We’re expanding with acquisitions that ladder up to both the retirement and wealth management sides of SageView’s business.
On the retirement side, ideal acquisitions are retirement practices in locations where we do not currently have offices, but we will also continue to add smaller advisory practices in existing offices.
On the wealth front, the opportunity is broader and has a longer runway. In this area, we’re looking at wealth management businesses in both existing and new locations, focusing on where we have already have a meaningful number of plan participants.
And of course, culture is key. We want to partner with advisors and firms with similar values and compatible culture to SageView. As my previous CEO liked to say, “culture eats strategy for breakfast.”
You can have the best possible M&A strategy on paper, but you need to have the experience in actually executing on acquisition integrations to be able to identify, through due diligence discussions, which firms will truly fit well with yours.
WSR: Why should potential acquisition targets be interested in joining forces with SageView?
On the retirement side, SageView’s ability to help grow and scale the practice by taking things off the advisor’s plate enables a greater focus on revenue-generating activities.
Likewise, on the wealth side, there is a huge opportunity to provide additional services to SageView’s nearly 1.5 million plan participants to fuel growth.
In addition, advisors gain access to SageView’s in-house investment committee and the broad range of services offered to both institutional and individual clients.
WSR: Clearly, the pace of M&A across the wealth management space continues to heat up. With so much activity in this space, what are the most important opportunities and challenges for potential sellers of independent wealth management businesses to keep top of mind?
The key things to keep top of mind are the reasons why for selling and what is most important to them.
Are they looking to partner with another firm to help drive growth and scale? Is the potential sale an opportunity to take some chips off the table? Are they looking for help in finding a G2 to take over the practice?
Finding a partner that is a cultural fit and helps solve for what is most important is critical.
What’s the best book you’ve read in the past five years, any genre, fiction or nonfiction – And why?
I have an affinity for the classics. I regularly re-read The Count of Monte Cristo.

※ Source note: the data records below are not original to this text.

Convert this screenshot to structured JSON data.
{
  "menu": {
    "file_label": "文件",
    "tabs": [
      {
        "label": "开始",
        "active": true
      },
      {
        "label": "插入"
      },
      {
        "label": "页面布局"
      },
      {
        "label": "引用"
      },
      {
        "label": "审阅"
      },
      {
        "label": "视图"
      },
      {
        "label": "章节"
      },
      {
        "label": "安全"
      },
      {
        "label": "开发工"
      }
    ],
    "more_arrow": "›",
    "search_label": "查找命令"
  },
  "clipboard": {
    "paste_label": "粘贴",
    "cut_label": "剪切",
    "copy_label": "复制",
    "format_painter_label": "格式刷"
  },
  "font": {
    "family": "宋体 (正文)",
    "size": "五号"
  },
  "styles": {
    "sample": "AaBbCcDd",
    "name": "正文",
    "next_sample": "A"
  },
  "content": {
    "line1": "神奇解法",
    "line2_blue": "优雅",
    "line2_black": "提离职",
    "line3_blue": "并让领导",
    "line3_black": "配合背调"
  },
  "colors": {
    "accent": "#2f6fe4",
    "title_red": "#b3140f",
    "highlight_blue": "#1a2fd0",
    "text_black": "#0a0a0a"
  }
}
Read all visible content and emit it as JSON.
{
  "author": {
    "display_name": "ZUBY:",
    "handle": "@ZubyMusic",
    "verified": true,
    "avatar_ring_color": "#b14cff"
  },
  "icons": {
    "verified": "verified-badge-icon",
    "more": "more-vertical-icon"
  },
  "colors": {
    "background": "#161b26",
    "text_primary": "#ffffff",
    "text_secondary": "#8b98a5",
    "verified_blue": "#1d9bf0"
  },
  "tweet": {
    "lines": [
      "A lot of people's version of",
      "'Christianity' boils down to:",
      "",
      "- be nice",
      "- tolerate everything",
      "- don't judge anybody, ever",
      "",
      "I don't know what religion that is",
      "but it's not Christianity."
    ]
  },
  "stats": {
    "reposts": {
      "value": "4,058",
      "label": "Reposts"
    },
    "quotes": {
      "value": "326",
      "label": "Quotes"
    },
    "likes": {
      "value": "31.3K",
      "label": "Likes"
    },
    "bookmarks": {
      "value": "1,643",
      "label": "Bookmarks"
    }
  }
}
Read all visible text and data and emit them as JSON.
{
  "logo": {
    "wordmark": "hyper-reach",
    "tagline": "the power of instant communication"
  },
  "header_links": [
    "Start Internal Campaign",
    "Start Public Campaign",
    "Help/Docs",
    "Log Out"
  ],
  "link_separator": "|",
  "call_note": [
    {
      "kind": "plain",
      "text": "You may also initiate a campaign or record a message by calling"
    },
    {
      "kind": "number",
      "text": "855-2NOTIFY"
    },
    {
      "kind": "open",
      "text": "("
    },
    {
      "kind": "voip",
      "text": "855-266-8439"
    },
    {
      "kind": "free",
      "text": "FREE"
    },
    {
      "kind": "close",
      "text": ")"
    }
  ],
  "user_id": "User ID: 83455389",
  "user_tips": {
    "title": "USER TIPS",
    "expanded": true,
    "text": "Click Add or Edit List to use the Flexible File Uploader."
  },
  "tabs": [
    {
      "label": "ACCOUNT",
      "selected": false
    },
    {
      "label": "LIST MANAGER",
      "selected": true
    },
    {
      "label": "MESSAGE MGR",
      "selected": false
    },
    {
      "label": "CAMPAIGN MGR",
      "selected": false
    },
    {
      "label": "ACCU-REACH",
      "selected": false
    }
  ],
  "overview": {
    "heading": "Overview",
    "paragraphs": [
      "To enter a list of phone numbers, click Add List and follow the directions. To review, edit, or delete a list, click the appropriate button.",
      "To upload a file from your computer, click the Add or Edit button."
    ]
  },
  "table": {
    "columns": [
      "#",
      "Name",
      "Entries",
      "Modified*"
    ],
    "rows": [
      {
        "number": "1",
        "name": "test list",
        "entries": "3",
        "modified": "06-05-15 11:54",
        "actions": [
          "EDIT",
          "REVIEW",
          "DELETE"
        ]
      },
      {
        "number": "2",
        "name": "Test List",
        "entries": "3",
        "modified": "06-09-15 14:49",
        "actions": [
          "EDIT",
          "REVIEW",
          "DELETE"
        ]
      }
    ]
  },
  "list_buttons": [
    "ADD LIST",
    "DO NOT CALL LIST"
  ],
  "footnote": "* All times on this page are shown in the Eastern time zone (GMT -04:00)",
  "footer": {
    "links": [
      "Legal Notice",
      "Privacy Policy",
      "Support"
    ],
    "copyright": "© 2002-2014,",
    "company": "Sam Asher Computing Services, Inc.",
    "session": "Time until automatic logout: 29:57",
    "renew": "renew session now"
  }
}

On the surface, it is a classic revenge tale, but that’s not what keeps me coming back to the novel.
What I appreciate most about the narrative is the softer side of the Count, as he comes to realize the importance of family and doing good.